Photo credit: John Nicklin

Written by: Mikaela ConleyApril 29, 2015

A woman stands in front of the canvas stationed on the first floor of Walb Student Union, slowly adding a bit more color to the faces of the individuals that now call this canvas home. The faces of strangers intermixed with Chancellor Vicky Carwein and some of the most influential individuals in IPFW history such as Coach Arnie Ball grab the attention of passerbys. And of course, as her brush glides across the canvas, Professor Audrey Ushenko stops to talk to each one.

“I am doing this project for the 50th anniversary,” Ushenko says,  “the history of IPFW as told by me.”

Working with the university, Ushenko chose the most iconic events and achievements of faculty, administration and students that should be recorded, and decided to portray them through a procession, always moving forward.

“The procession will start at Kettler Hall and will wind its way into the present and into the future,” Ushenko said. “it is really a transmission of culture from one generation to another.”


But because a procession would typically take a longer painting than her 7’ tall and 5’ wide canvas, Ushenko has had to be creative and refers to an old trick of having something in the foreground.

“The sky bridge seems important for that. It is a place where students can rest, study, meet and congregate. It also unites three important centers of the university: The library, which is the heart of academia, the student union, which is the heart of student life, and then the sports center.”

Beginning her IPFW career in 1989, Ushenko started out as the campus’ art historian and gradually drifted into the studio department, where she now teaches. But, she is not just known around IPFW. As an Indiana University graduate with a doctorate in Art History from Northwestern University, Ushenko is a well known narrative painter.

“I  am very interested in individuality. When I look into someone’s eyes and I see the entire universe is behind them, it is just an authentic miracle,” Ushenko said.

But because her style was not popular in the Midwest, she headed to New York City, and she is now with the Denise Bibro Gallery.

Ushenko’s colleague, John Hrehov, Chair of the IPFW Fine Arts Department, is also part of Bibro’s gallery and practices the same style of realist painting.

Hrehov said, “She is a member of the National academy of design, which is quite an honor. She is a very well respected painter, here and in New York city.”

Ushenko’s painting will be unveiled at the 50th Celebration Blue- Tie Gala, “the final celebration to mark IPFW’s 50 years as a leader in higher education in northeast Indiana.” The gala will be on Saturday, May 9, at 6:30 p.m. at the Parkview Mirro Center for Research and Innovation. Tickets for individuals are $100 each.
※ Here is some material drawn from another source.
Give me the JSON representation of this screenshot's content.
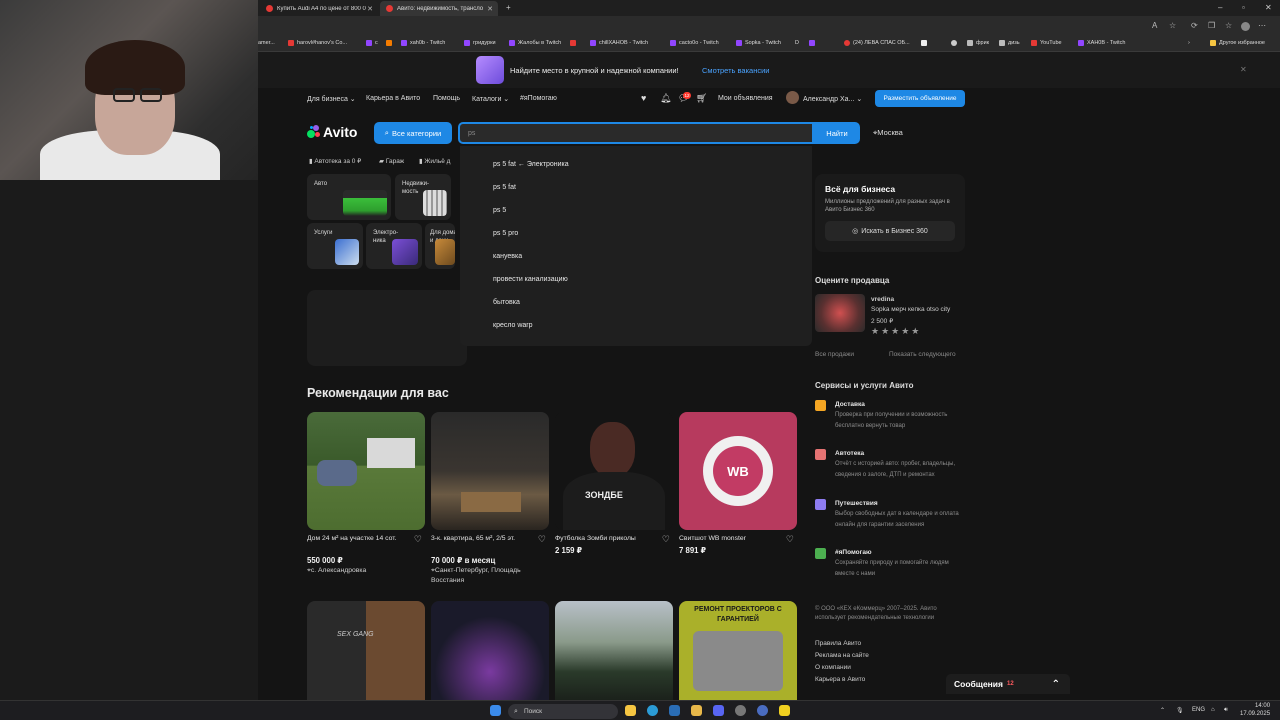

After it’s unveiling, Ushenko’s painting will be displayed behind glass in IPFW’s sky bridge.